▸ What the task requires: Copy each line below that includes "document".

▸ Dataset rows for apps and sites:
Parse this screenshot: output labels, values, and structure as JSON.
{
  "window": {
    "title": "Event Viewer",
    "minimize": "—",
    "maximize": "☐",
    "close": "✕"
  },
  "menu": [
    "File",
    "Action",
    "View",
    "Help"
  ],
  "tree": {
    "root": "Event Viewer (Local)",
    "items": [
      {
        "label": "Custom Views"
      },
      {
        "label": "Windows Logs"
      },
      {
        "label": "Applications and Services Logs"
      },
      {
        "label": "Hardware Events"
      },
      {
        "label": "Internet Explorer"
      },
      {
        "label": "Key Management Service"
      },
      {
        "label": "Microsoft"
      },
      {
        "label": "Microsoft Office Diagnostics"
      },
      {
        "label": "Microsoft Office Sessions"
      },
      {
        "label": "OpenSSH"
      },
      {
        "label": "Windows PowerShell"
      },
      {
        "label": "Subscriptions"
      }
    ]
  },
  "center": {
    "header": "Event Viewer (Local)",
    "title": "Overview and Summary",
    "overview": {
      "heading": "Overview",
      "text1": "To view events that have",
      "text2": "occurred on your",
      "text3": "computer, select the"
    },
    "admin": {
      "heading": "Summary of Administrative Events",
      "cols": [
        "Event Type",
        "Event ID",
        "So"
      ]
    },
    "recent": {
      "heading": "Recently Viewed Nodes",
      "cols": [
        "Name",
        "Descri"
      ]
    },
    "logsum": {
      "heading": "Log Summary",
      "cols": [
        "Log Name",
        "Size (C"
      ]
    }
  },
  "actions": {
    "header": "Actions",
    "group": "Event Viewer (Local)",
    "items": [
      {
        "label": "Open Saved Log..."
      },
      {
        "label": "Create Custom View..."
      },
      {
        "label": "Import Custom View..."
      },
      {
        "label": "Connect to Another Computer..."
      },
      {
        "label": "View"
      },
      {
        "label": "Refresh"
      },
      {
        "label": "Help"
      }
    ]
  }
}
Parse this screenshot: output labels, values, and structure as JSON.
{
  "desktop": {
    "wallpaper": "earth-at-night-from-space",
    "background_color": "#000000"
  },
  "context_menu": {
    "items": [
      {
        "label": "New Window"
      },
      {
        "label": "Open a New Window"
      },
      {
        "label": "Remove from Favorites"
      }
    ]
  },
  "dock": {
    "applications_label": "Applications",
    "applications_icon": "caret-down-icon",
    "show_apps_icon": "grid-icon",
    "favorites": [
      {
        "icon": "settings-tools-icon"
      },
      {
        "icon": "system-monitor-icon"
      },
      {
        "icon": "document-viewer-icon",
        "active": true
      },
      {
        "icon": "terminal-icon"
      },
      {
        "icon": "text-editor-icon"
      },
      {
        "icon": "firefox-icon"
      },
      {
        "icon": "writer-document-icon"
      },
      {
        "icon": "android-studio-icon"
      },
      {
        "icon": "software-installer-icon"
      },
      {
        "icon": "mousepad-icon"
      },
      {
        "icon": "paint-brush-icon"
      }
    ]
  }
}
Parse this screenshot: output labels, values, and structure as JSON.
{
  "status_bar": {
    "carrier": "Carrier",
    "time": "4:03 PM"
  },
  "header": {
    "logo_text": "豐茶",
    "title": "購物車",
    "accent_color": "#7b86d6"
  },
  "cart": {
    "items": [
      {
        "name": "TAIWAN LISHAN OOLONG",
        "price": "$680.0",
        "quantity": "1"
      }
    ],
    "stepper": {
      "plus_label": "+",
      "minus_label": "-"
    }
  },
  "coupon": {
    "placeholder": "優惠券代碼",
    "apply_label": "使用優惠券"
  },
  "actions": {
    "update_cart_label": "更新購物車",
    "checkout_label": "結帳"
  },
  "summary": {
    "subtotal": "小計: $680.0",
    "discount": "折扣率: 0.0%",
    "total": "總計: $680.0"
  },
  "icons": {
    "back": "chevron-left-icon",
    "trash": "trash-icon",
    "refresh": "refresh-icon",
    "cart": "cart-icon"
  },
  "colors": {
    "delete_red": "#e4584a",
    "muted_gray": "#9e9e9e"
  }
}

▸ Output for this task:
        "icon": "document-viewer-icon",
        "icon": "writer-document-icon"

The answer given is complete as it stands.